Raleigh St. Augustine

Raleigh is our most popular turfgrass. It is primarily used for residential and commercial sites. It has a medium to dark green color with wide leaf blades and a high shade tolerance. Raleigh is a relatively aggressive grass that spreads quickly by above-ground runners called stolens. The grass will form a dense lawn that handles moderate traffic. It adapts well from coastal regions to the North Texas areas.

Raleigh St. Augustine Specs

  • Beautiful dark green color
  • Coarse texture, wide leaf blades (9-10mm)
  • Grows from above-ground runners (stolens)
  • High shade tolerance
  • Good cold tolerance
  • Adapts well in most soil conditions

Raleigh St. Augustine Care

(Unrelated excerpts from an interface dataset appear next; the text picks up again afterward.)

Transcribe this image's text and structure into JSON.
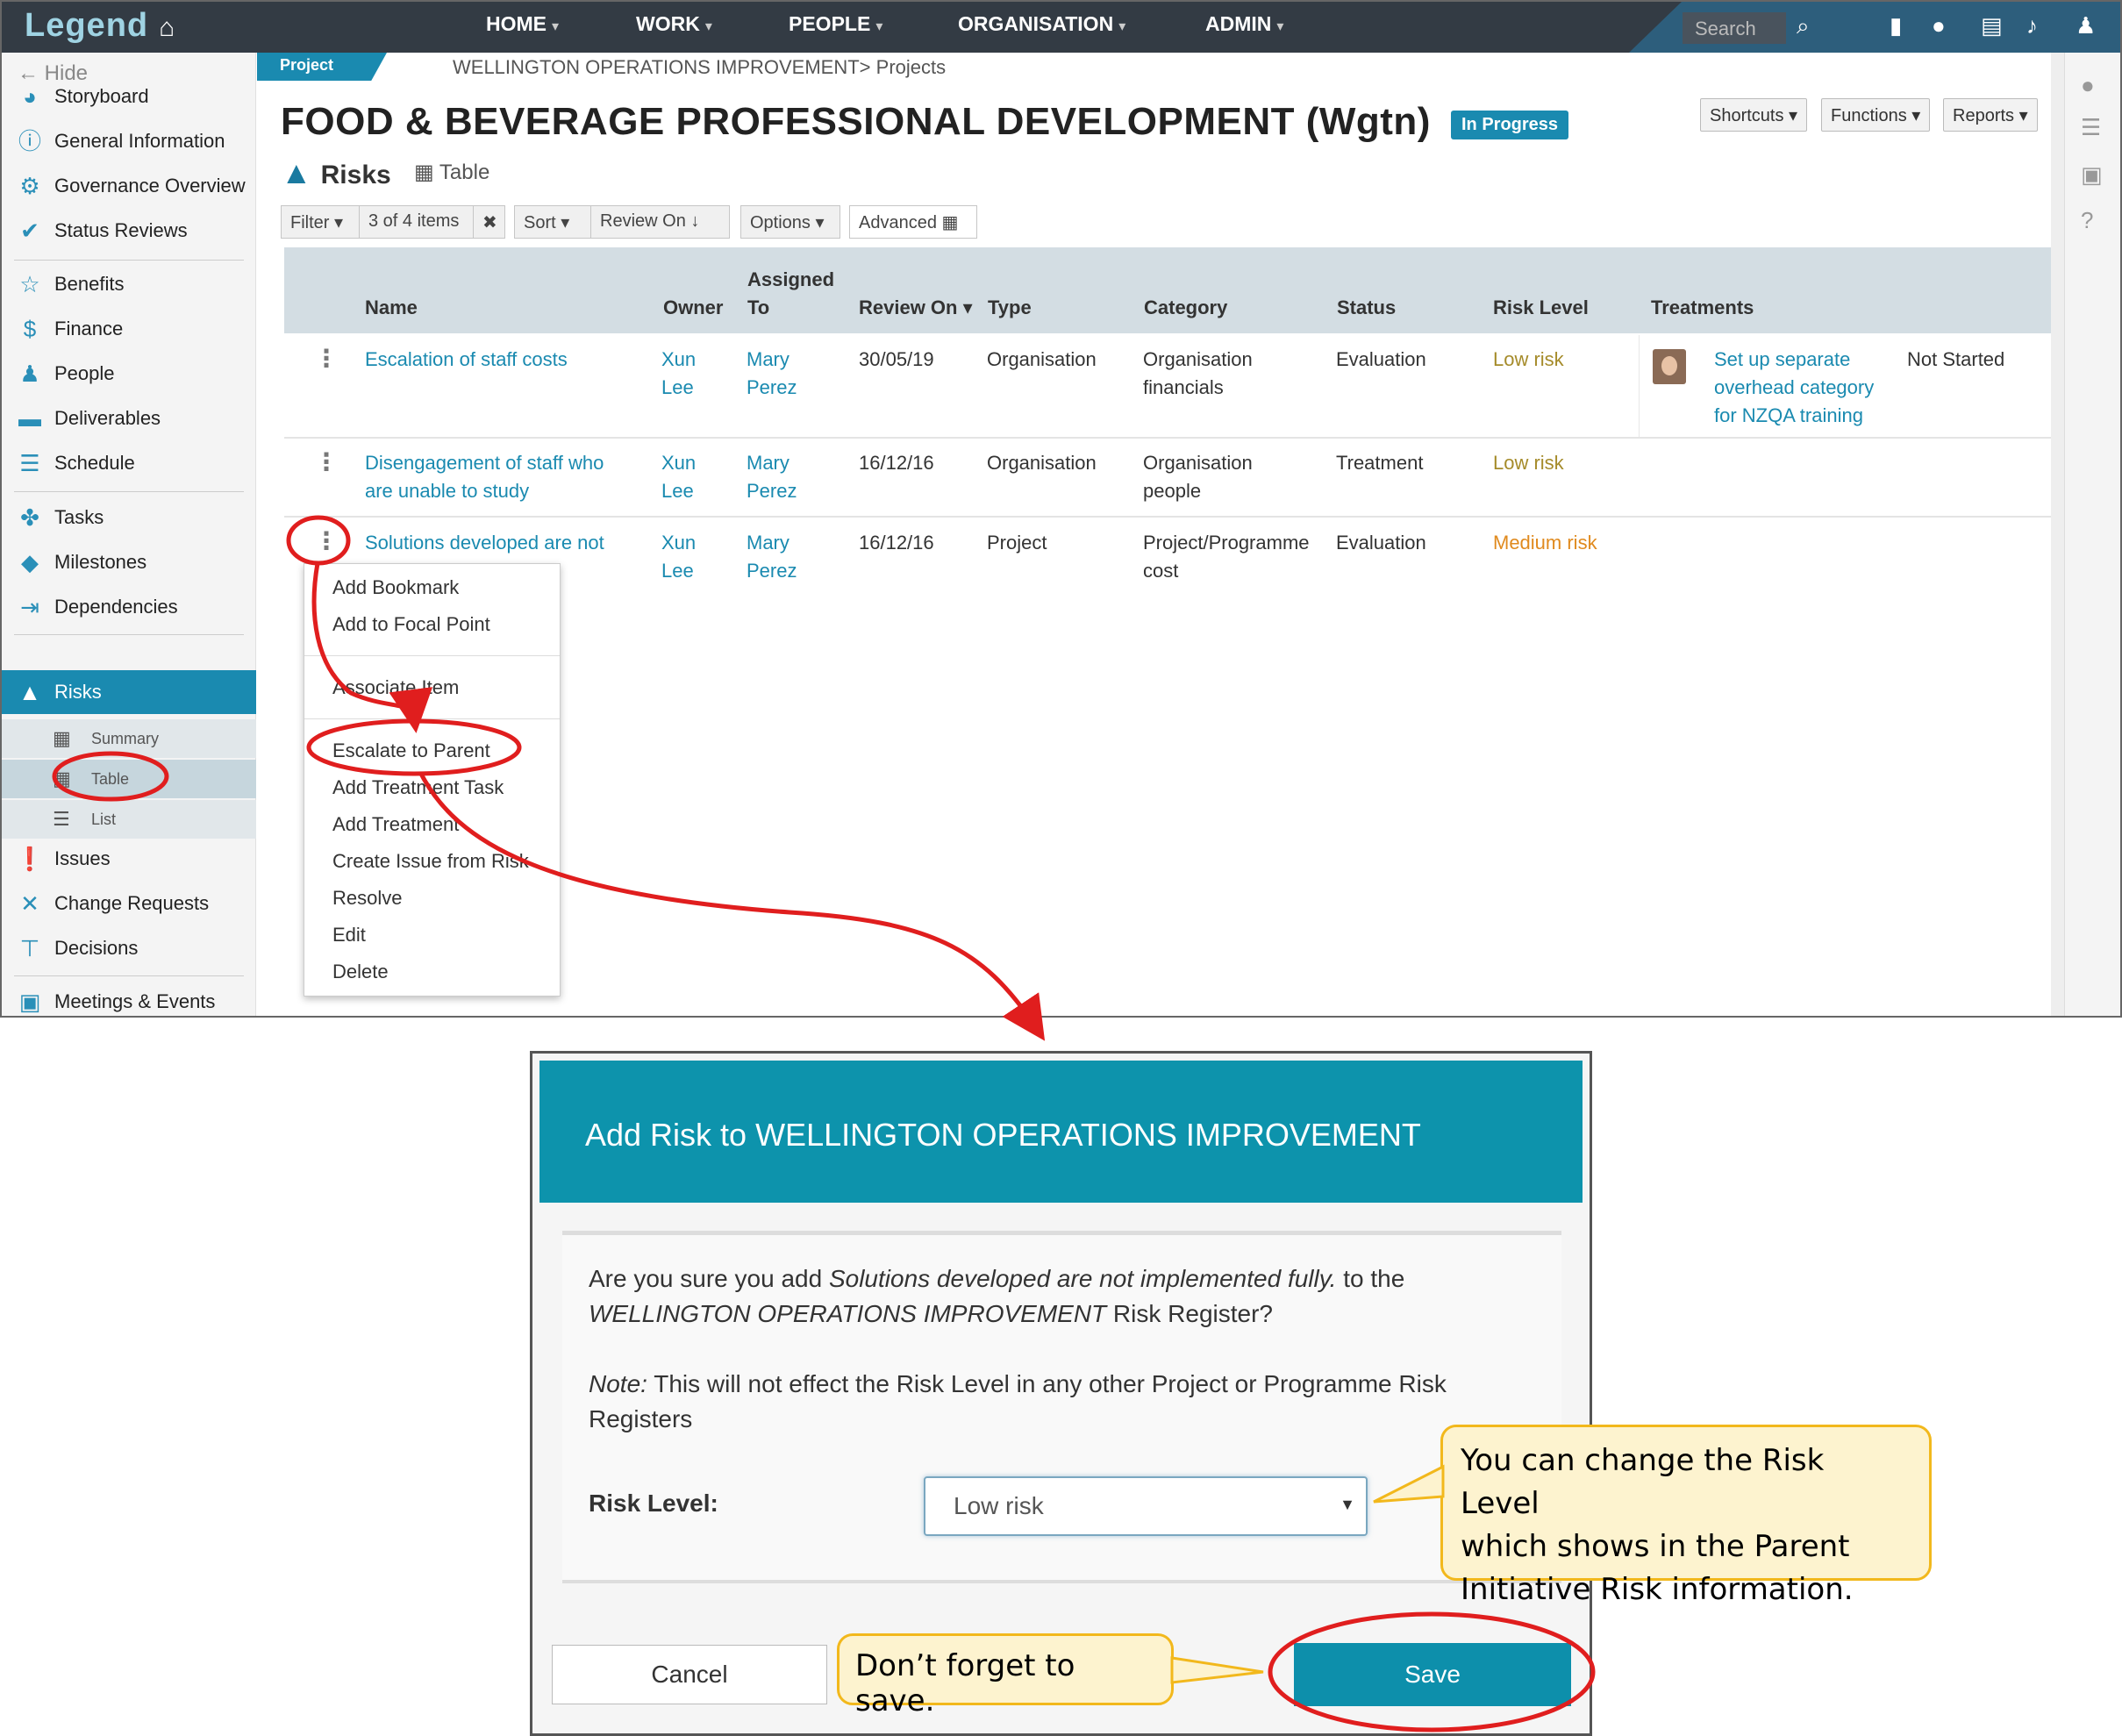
{
  "app": {
    "logo": "Legend",
    "nav": [
      {
        "label": "HOME"
      },
      {
        "label": "WORK"
      },
      {
        "label": "PEOPLE"
      },
      {
        "label": "ORGANISATION"
      },
      {
        "label": "ADMIN"
      }
    ],
    "search_placeholder": "Search"
  },
  "sidebar": {
    "hide_label": "Hide",
    "items": [
      {
        "label": "Storyboard",
        "icon": "dashboard-icon"
      },
      {
        "label": "General Information",
        "icon": "info-icon"
      },
      {
        "label": "Governance Overview",
        "icon": "governance-icon"
      },
      {
        "label": "Status Reviews",
        "icon": "check-icon"
      },
      {
        "label": "Benefits",
        "icon": "star-icon"
      },
      {
        "label": "Finance",
        "icon": "dollar-icon"
      },
      {
        "label": "People",
        "icon": "people-icon"
      },
      {
        "label": "Deliverables",
        "icon": "truck-icon"
      },
      {
        "label": "Schedule",
        "icon": "schedule-icon"
      },
      {
        "label": "Tasks",
        "icon": "tasks-icon"
      },
      {
        "label": "Milestones",
        "icon": "diamond-icon"
      },
      {
        "label": "Dependencies",
        "icon": "dependency-icon"
      },
      {
        "label": "Risks",
        "icon": "warning-icon"
      },
      {
        "label": "Issues",
        "icon": "exclamation-icon"
      },
      {
        "label": "Change Requests",
        "icon": "arrows-icon"
      },
      {
        "label": "Decisions",
        "icon": "signpost-icon"
      },
      {
        "label": "Meetings & Events",
        "icon": "calendar-icon"
      }
    ],
    "risk_sub": [
      {
        "label": "Summary",
        "icon": "grid-icon"
      },
      {
        "label": "Table",
        "icon": "table-icon"
      },
      {
        "label": "List",
        "icon": "list-icon"
      }
    ]
  },
  "page": {
    "tab_label": "Project",
    "breadcrumb": "WELLINGTON OPERATIONS IMPROVEMENT> Projects",
    "title": "FOOD & BEVERAGE PROFESSIONAL DEVELOPMENT (Wgtn)",
    "status": "In Progress",
    "header_buttons": {
      "shortcuts": "Shortcuts",
      "functions": "Functions",
      "reports": "Reports"
    },
    "section": "Risks",
    "view": "Table"
  },
  "toolbar": {
    "filter": "Filter",
    "filter_count": "3 of 4 items",
    "sort": "Sort",
    "sort_field": "Review On",
    "options": "Options",
    "advanced": "Advanced"
  },
  "table": {
    "headers": {
      "name": "Name",
      "owner": "Owner",
      "assigned_1": "Assigned",
      "assigned_2": "To",
      "review_on": "Review On",
      "type": "Type",
      "category": "Category",
      "status": "Status",
      "risk_level": "Risk Level",
      "treatments": "Treatments"
    },
    "rows": [
      {
        "name": [
          "Escalation of staff costs"
        ],
        "owner": [
          "Xun",
          "Lee"
        ],
        "assigned": [
          "Mary",
          "Perez"
        ],
        "review_on": "30/05/19",
        "type": "Organisation",
        "category": [
          "Organisation",
          "financials"
        ],
        "status": "Evaluation",
        "risk_level": "Low risk",
        "treatment": [
          "Set up separate",
          "overhead category",
          "for NZQA training"
        ],
        "treatment_status": "Not Started"
      },
      {
        "name": [
          "Disengagement of staff who",
          "are unable to study"
        ],
        "owner": [
          "Xun",
          "Lee"
        ],
        "assigned": [
          "Mary",
          "Perez"
        ],
        "review_on": "16/12/16",
        "type": "Organisation",
        "category": [
          "Organisation",
          "people"
        ],
        "status": "Treatment",
        "risk_level": "Low risk"
      },
      {
        "name": [
          "Solutions developed are not"
        ],
        "owner": [
          "Xun",
          "Lee"
        ],
        "assigned": [
          "Mary",
          "Perez"
        ],
        "review_on": "16/12/16",
        "type": "Project",
        "category": [
          "Project/Programme",
          "cost"
        ],
        "status": "Evaluation",
        "risk_level": "Medium risk"
      }
    ]
  },
  "context_menu": [
    "Add Bookmark",
    "Add to Focal Point",
    "Associate Item",
    "Escalate to Parent",
    "Add Treatment Task",
    "Add Treatment",
    "Create Issue from Risk",
    "Resolve",
    "Edit",
    "Delete"
  ],
  "dialog": {
    "title": "Add Risk to WELLINGTON OPERATIONS IMPROVEMENT",
    "question_prefix": "Are you sure you add ",
    "question_item": "Solutions developed are not implemented fully.",
    "question_mid": " to the",
    "question_register_name": "WELLINGTON OPERATIONS IMPROVEMENT",
    "question_suffix": " Risk Register?",
    "note_label": "Note:",
    "note_text": " This will not effect the Risk Level in any other Project or Programme Risk",
    "note_text_2": "Registers",
    "risk_level_label": "Risk Level:",
    "risk_level_value": "Low risk",
    "cancel": "Cancel",
    "save": "Save"
  },
  "callouts": {
    "risk_level": [
      "You can change the Risk Level",
      "which shows in the Parent",
      "Initiative Risk information."
    ],
    "save": "Don’t forget to save."
  },
  "colors": {
    "accent": "#1a8ab0",
    "dialog_header": "#0d93ac",
    "annotation_red": "#e01e1e",
    "callout_fill": "#fdf3cf",
    "callout_border": "#f2b81c",
    "low_risk": "#a58b2a",
    "medium_risk": "#e08a1e"
  }
}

  • In Spring and Summer, mow 2-3″ every 7-10 days or as needed, slightly higher in shade. Do not scalp. Never remove more than 1/3 of leaf blade in any single mowing. In Fall and Winter, mow every 10-14 days or as needed.
  • Requires 2-3 fertilizer applications per year, with a fertilizer ratio of 3-1-2 (N-P-K) and a slow-release nitrogen source.
  • Requires half as much potassium (K) as nitrogen (N) to maintain growth. Nitrogen contributes to color and potassium increases root growth, cold tolerance, and drought tolerance. Phosphorus (P) usually not required unless soil test shows phosphorus missing or low.
  • At least 1″ of water weekly is recommended to keep optimal appearance and to resist disease and pests. However, in periods of drought or high temperatures, grass will need to be watered more often. Water when leaf blades wilt.